Dataset items:
□ □ □
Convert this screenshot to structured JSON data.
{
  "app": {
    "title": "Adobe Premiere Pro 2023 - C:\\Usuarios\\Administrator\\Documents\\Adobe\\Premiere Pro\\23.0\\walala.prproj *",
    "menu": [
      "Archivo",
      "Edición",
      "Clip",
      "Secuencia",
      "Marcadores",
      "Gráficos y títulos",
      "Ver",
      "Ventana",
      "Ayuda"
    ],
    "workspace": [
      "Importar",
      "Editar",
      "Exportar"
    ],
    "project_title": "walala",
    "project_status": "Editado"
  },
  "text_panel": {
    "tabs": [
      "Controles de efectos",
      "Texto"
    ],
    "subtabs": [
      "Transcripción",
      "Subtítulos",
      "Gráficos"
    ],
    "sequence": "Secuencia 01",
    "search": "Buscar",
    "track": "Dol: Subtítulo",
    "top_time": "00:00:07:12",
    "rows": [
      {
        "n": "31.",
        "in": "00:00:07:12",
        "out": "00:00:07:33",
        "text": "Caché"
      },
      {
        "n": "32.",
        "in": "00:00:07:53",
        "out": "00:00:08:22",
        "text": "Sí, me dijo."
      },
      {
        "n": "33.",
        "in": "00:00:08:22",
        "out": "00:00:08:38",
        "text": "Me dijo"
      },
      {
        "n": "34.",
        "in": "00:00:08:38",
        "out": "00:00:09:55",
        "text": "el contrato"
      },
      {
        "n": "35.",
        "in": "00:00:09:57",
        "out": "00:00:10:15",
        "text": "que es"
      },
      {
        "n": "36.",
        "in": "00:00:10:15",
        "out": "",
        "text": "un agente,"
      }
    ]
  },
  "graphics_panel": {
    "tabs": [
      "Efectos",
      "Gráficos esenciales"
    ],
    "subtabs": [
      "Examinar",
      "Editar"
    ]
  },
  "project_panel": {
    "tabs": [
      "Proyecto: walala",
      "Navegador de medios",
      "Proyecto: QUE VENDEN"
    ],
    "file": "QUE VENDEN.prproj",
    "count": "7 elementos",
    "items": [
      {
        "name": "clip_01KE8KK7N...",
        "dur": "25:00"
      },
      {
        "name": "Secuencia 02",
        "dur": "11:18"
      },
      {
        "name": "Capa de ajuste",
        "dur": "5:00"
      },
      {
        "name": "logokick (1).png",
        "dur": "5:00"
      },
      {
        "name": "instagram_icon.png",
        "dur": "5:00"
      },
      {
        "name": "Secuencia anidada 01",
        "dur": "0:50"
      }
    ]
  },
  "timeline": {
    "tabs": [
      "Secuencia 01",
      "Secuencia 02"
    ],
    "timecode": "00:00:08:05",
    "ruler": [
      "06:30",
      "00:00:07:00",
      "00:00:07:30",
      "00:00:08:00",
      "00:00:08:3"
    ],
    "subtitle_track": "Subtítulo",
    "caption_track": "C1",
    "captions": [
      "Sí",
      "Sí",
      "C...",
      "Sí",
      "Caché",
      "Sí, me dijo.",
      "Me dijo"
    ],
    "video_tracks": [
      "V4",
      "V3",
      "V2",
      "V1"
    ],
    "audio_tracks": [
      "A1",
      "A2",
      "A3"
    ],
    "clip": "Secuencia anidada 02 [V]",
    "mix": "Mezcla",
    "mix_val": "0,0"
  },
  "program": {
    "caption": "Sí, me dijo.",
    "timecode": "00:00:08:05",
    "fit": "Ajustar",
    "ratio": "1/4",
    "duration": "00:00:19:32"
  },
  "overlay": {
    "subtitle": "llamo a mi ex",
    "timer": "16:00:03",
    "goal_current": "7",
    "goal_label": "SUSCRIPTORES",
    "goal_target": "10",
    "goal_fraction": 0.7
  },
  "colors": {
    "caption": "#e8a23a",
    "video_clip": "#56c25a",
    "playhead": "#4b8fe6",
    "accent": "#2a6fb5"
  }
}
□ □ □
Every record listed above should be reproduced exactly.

Convert this screenshot to structured JSON data.
{
  "app": {
    "title": "Adobe Premiere Pro 2023 - C:\\Usuarios\\Administrator\\Documents\\Adobe\\Premiere Pro\\23.0\\walala.prproj *",
    "menu": [
      "Archivo",
      "Edición",
      "Clip",
      "Secuencia",
      "Marcadores",
      "Gráficos y títulos",
      "Ver",
      "Ventana",
      "Ayuda"
    ],
    "workspace": [
      "Importar",
      "Editar",
      "Exportar"
    ],
    "project_title": "walala",
    "project_status": "Editado"
  },
  "text_panel": {
    "tabs": [
      "Controles de efectos",
      "Texto"
    ],
    "subtabs": [
      "Transcripción",
      "Subtítulos",
      "Gráficos"
    ],
    "sequence": "Secuencia 01",
    "search": "Buscar",
    "track": "Dol: Subtítulo",
    "top_time": "00:00:07:12",
    "rows": [
      {
        "n": "31.",
        "in": "00:00:07:12",
        "out": "00:00:07:33",
        "text": "Caché"
      },
      {
        "n": "32.",
        "in": "00:00:07:53",
        "out": "00:00:08:22",
        "text": "Sí, me dijo."
      },
      {
        "n": "33.",
        "in": "00:00:08:22",
        "out": "00:00:08:38",
        "text": "Me dijo"
      },
      {
        "n": "34.",
        "in": "00:00:08:38",
        "out": "00:00:09:55",
        "text": "el contrato"
      },
      {
        "n": "35.",
        "in": "00:00:09:57",
        "out": "00:00:10:15",
        "text": "que es"
      },
      {
        "n": "36.",
        "in": "00:00:10:15",
        "out": "",
        "text": "un agente,"
      }
    ]
  },
  "graphics_panel": {
    "tabs": [
      "Efectos",
      "Gráficos esenciales"
    ],
    "subtabs": [
      "Examinar",
      "Editar"
    ]
  },
  "project_panel": {
    "tabs": [
      "Proyecto: walala",
      "Navegador de medios",
      "Proyecto: QUE VENDEN"
    ],
    "file": "QUE VENDEN.prproj",
    "count": "7 elementos",
    "items": [
      {
        "name": "clip_01KE8KK7N...",
        "dur": "25:00"
      },
      {
        "name": "Secuencia 02",
        "dur": "11:18"
      },
      {
        "name": "Capa de ajuste",
        "dur": "5:00"
      },
      {
        "name": "logokick (1).png",
        "dur": "5:00"
      },
      {
        "name": "instagram_icon.png",
        "dur": "5:00"
      },
      {
        "name": "Secuencia anidada 01",
        "dur": "0:50"
      }
    ]
  },
  "timeline": {
    "tabs": [
      "Secuencia 01",
      "Secuencia 02"
    ],
    "timecode": "00:00:08:05",
    "ruler": [
      "06:30",
      "00:00:07:00",
      "00:00:07:30",
      "00:00:08:00",
      "00:00:08:3"
    ],
    "subtitle_track": "Subtítulo",
    "caption_track": "C1",
    "captions": [
      "Sí",
      "Sí",
      "C...",
      "Sí",
      "Caché",
      "Sí, me dijo.",
      "Me dijo"
    ],
    "video_tracks": [
      "V4",
      "V3",
      "V2",
      "V1"
    ],
    "audio_tracks": [
      "A1",
      "A2",
      "A3"
    ],
    "clip": "Secuencia anidada 02 [V]",
    "mix": "Mezcla",
    "mix_val": "0,0"
  },
  "program": {
    "caption": "Sí, me dijo.",
    "timecode": "00:00:08:05",
    "fit": "Ajustar",
    "ratio": "1/4",
    "duration": "00:00:19:32"
  },
  "overlay": {
    "subtitle": "llamo a mi ex",
    "timer": "16:00:03",
    "goal_current": "7",
    "goal_label": "SUSCRIPTORES",
    "goal_target": "10",
    "goal_fraction": 0.7
  },
  "colors": {
    "caption": "#e8a23a",
    "video_clip": "#56c25a",
    "playhead": "#4b8fe6",
    "accent": "#2a6fb5"
  }
}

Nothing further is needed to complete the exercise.